Where They Stand: Candidates Offer Varying Approches to Issue of Money in Politics
At campaign events, house parties and town hall meetings across the state, presidential contenders are being met by potential voters who want to know what they plan to do about the role of money in politics.
And the candidates aren’t shying away from the question.
Democrats have taken aim at Citizens United, the Supreme Court’s 2010 ruling that struck down limits on independent expenditures by corporations and unions.
During a visit to Concord in April, Democratic contender Hillary Clinton said she’d support a constitutional amendment to “get this corporate and unchecked money out of politics.” A few weeks later, Clinton said she would “do everything I can” to nominate Supreme Court justices who would overturn Citizens United.
Sen. Bernie Sanders also backs a constitutional amendment and says he would apply the same judicial litmus test as Clinton. The Vermont Democrat is also a strong proponent of publicly funded elections, which reformers say would leverage the contributions of small donors and reduce the influence of the wealthy.

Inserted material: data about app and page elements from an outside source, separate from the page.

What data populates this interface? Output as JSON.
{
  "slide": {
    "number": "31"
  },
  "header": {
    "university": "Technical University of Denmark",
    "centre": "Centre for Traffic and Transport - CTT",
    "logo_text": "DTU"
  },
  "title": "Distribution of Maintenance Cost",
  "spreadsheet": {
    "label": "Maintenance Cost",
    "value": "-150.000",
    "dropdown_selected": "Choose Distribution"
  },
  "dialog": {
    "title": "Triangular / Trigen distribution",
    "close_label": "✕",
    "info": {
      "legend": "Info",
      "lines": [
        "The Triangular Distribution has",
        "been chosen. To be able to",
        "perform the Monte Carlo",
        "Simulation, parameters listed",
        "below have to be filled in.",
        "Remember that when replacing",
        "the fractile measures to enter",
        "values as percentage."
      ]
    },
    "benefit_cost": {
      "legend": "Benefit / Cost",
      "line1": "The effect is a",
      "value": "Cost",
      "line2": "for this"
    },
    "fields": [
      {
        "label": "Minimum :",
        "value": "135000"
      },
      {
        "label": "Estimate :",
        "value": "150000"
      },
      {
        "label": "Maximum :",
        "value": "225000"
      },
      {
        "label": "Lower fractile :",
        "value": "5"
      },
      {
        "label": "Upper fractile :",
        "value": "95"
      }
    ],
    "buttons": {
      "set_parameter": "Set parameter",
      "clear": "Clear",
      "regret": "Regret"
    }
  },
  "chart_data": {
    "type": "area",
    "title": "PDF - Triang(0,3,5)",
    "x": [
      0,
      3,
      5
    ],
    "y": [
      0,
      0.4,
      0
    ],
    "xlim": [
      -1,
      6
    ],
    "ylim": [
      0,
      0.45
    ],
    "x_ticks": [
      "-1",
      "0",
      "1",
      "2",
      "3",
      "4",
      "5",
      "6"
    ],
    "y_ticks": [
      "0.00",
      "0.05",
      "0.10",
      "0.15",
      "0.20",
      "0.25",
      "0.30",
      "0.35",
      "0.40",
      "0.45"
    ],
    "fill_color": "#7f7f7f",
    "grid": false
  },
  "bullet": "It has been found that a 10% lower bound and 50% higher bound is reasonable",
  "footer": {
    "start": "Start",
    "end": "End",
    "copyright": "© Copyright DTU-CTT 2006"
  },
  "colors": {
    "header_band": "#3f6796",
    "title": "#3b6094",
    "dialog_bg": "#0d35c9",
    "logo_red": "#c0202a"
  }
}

Former Maryland Gov. Martin O’Malley, also a Democrat, backs public funding too. During a visit to Manchester in May, he likened members of Congress to telemarketers, “spending 20 hours a week on a telephone like an idiot in some little room calling people again and again and again asking for PAC checks.”
Republicans generally propose a different approach.
At an April event in Barrington, Texas Sen. Ted Cruz responded to a question from a volunteer from the advocacy group New Hampshire Rebellion by explaining legislation he sponsored, “The Super PAC Elimination Act of 2014.”
“What it did was very simple,” he said. “It eliminated contribution limits from individuals to any candidate. And then it required immediate disclosure within 24 hours. As a practical matter, if we did that, Super PACs would go away.”
That’s Florida Sen. Marco Rubio’s position as well. During a February visit to New Hampshire, he suggested that limiting political contributions is unconstitutional. But, he added, the spending “has to be disclosed. Full disclosure and sunlight into all of these expenditures are critical to getting to the root of this problem.”
New Jersey Gov. Chris Christie supports greater transparency too. At an April town hall meeting in Londonderry, he proposed “an absolute rule” to require on-line reporting of political contributions within 24 hours of their receipt. “I think what is corrupting in this, potentially, is we don’t know where the money is coming from,” he said.
Other Republican candidates, including Jeb Bush, Rand Paul and Donald Trump, have limited their critiques to the role of lobbyists. Bush, who has the backing of three Super PACs as well as a non-profit “social welfare” group, has pledged to tackle the “culture of special interest access” if elected president.
Meanwhile, South Carolina Sen. Lindsay Graham has aligned himself with Democrats on this issue. At a WMUR forum in April, Graham was asked what he would do about money in politics.
“You're gonna need a constitutional amendment to fix this problem,” he said, adding, “You're gonna get sick of watching TV in New Hampshire, so the next President of the United States needs to get a commission of really smart people and find a way to create a constitutional amendment to limit the role of Super PACs, because there's gonna be like $100 million spent on races in New Hampshire.”